Information Reuse and Integration, 2004. IRI 2004. Proceedings of the 2004 IEEE International Conference on; 12/2004
[Show abstract][Hide abstract] ABSTRACT: The development of the Internet and its technologies has been enormous in recent years and it represents a challenge for the field of automation. The wide spread use of the Internet technologies have invoked the idea of developing a standard platform for the remote control (RC) and remote maintenance (RM) of technical processes with the aim of high interoperability and inter changeability. This work presents a concept of Internet based RC and RM system which relies on the automatic control markup language (AConML). It describes mainly the components of the RC and RM system. AConML is a specific markup language defined through XML that was designed individually to complete these tasks. The idea of AConML rises to depose the reign of vendor specific platforms and object models invented as a result of competitions among of the developers of these systems.

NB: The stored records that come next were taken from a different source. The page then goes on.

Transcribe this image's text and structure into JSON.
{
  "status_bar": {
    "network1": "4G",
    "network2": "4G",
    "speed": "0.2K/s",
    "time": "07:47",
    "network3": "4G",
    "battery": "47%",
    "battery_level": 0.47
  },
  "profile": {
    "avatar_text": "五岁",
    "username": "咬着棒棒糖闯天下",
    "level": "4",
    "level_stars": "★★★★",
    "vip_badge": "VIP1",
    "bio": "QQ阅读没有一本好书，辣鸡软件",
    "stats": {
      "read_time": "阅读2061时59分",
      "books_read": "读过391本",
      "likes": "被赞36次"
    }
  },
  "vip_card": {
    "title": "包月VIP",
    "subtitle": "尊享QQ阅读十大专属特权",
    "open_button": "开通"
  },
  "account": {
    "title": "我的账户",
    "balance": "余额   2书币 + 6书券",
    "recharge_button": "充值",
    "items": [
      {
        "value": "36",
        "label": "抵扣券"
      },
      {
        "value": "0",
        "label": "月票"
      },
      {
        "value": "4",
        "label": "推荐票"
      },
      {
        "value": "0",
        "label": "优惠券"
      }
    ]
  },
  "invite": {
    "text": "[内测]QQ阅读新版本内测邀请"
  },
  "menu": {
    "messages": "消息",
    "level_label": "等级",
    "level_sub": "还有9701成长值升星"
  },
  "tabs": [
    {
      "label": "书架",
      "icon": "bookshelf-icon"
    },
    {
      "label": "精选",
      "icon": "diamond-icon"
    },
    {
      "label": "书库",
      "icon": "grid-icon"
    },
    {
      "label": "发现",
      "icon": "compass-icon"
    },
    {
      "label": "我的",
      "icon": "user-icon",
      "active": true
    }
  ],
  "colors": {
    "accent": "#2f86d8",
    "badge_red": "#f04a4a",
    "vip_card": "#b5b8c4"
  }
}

Systems, Man and Cybernetics, 2004 IEEE International Conference on; 11/2004
[Show abstract][Hide abstract] ABSTRACT: Due to the growing complexity of PLC programs there is an increasing interest in the application of formal methods in this area. Formal methods allow rigid proving of system properties in verification and validation. One way to apply formal methods is to utilize a formal design approach in PLC programming. However, for existing software that has to be optimized, changed, or ported to new systems there is the need for an approach that can start from a given PLC program. Therefore, formalization of PLC programs is a topic of current research. This paper outlines a re-engineering approach based on the formalization of PLC programs. The transformation into a vendor independent format and the visualization of the structure of PLC programs are identified as an important intermediate step in this process. It is shown how XML and corresponding technologies can be used for the formalization and visualization of an existing PLC program.
American Control Conference, 2004. Proceedings of the 2004; 01/2004
[Show abstract][Hide abstract] ABSTRACT: In recent years, the interest in the formal-ization of PLC programs increased. The paper pro-vides a classification scheme for the works done in this field. This scheme includes the sources used for formalization, the level of the formalization process (i.e. the complexity of structures that could be han-dled by the approach), the aim of the formalization (Re-Engineering or Verification) and the formal model used to represent the formalized PLC pro-gram. The scheme is applied to several examples.